### What you will do
Across the data below, how many lines have the word "payload" in them? Respond with the number alone.

### Input material
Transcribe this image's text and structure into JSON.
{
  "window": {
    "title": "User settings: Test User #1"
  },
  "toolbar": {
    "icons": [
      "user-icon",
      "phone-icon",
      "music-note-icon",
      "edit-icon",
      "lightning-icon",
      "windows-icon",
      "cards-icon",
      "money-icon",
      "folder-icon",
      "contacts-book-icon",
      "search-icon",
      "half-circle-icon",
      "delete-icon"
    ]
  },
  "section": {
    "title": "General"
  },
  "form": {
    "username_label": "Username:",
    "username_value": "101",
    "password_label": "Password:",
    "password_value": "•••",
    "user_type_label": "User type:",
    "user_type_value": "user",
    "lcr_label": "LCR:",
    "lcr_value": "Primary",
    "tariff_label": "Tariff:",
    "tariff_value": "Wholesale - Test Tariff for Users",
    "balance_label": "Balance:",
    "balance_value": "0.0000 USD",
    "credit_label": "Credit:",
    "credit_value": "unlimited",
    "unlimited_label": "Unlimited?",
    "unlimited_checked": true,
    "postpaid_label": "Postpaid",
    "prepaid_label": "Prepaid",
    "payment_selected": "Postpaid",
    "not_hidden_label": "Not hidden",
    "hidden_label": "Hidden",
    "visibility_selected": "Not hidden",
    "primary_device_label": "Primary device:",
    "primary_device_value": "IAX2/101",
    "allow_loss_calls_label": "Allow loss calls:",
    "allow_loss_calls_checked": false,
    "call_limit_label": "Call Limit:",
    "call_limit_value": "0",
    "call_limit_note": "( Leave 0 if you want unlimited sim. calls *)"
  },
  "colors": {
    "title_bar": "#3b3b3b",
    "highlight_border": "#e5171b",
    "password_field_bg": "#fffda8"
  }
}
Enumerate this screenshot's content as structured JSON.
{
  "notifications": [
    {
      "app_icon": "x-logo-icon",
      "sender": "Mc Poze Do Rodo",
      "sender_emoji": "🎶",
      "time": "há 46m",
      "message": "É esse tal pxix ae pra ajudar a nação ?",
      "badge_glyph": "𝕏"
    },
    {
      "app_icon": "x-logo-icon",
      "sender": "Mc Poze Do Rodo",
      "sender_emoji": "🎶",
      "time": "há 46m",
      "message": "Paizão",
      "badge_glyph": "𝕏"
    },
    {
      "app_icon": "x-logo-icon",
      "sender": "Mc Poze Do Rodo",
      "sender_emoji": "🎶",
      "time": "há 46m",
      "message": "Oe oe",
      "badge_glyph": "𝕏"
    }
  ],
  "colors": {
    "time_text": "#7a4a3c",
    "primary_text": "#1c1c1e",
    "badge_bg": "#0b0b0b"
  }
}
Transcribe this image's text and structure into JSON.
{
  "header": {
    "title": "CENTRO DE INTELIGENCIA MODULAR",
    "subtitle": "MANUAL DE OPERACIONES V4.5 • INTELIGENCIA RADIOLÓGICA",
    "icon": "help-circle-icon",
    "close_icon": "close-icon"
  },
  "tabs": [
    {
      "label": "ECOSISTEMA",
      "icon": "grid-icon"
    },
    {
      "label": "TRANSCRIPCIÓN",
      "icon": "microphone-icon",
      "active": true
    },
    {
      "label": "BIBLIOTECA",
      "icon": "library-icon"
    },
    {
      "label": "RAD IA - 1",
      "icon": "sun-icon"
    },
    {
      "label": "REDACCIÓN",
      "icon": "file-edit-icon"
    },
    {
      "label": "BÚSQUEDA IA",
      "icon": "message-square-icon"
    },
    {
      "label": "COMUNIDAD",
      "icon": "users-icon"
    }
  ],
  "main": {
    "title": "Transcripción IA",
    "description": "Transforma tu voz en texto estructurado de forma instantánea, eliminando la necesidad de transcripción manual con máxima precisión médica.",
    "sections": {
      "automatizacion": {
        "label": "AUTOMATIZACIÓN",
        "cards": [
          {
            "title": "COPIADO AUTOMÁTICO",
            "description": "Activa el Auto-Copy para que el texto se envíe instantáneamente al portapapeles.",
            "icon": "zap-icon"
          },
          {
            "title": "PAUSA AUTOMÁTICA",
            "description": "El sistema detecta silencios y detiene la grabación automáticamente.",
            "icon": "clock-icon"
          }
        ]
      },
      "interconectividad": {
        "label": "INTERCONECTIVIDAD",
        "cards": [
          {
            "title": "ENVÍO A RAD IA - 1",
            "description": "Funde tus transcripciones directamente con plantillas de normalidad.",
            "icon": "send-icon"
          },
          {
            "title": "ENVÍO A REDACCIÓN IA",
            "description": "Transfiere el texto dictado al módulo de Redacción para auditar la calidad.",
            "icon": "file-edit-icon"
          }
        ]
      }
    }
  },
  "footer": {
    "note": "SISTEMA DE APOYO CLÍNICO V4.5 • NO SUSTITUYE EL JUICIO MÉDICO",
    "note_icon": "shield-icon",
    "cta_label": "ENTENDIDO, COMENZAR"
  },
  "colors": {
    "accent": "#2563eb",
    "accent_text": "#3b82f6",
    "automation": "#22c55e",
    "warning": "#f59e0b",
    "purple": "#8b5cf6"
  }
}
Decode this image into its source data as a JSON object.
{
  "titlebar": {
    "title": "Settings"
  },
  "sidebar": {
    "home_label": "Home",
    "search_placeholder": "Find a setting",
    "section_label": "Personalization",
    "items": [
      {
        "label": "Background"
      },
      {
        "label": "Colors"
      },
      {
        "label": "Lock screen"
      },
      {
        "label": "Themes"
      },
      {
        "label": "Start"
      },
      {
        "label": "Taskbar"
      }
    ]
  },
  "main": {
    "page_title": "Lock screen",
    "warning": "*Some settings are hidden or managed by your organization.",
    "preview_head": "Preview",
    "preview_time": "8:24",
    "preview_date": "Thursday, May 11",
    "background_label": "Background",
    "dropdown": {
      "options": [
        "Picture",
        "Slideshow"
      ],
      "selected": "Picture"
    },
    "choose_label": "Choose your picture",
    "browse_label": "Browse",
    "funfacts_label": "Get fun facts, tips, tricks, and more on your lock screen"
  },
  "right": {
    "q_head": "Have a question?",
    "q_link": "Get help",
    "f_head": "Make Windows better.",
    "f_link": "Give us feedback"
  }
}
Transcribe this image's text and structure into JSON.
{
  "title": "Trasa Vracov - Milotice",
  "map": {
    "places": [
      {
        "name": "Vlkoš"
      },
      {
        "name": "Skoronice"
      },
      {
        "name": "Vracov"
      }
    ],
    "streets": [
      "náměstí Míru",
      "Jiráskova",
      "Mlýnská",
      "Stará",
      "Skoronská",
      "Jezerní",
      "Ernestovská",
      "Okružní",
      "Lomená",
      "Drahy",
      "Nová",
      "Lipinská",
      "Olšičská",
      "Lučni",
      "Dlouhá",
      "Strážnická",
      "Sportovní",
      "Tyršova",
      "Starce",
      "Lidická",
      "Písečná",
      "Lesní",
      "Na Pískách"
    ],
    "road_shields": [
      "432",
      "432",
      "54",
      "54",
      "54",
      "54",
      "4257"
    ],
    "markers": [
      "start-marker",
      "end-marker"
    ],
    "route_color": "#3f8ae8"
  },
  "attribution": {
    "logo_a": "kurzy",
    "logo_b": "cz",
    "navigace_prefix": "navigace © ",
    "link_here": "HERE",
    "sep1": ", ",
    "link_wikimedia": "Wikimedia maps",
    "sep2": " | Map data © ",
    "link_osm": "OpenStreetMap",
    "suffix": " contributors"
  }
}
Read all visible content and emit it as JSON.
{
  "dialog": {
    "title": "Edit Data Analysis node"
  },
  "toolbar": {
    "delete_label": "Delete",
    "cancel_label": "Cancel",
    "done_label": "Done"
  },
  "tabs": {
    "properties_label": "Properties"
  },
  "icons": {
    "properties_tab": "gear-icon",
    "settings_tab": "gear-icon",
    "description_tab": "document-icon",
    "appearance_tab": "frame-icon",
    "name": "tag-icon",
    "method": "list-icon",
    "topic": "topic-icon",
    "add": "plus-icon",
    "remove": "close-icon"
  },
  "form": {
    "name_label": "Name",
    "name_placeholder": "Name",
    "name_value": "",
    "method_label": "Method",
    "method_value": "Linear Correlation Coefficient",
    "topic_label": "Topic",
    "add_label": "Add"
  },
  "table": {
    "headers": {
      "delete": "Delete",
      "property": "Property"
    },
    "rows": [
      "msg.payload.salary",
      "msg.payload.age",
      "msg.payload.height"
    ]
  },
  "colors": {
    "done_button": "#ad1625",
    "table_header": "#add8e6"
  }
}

### Exercise output
3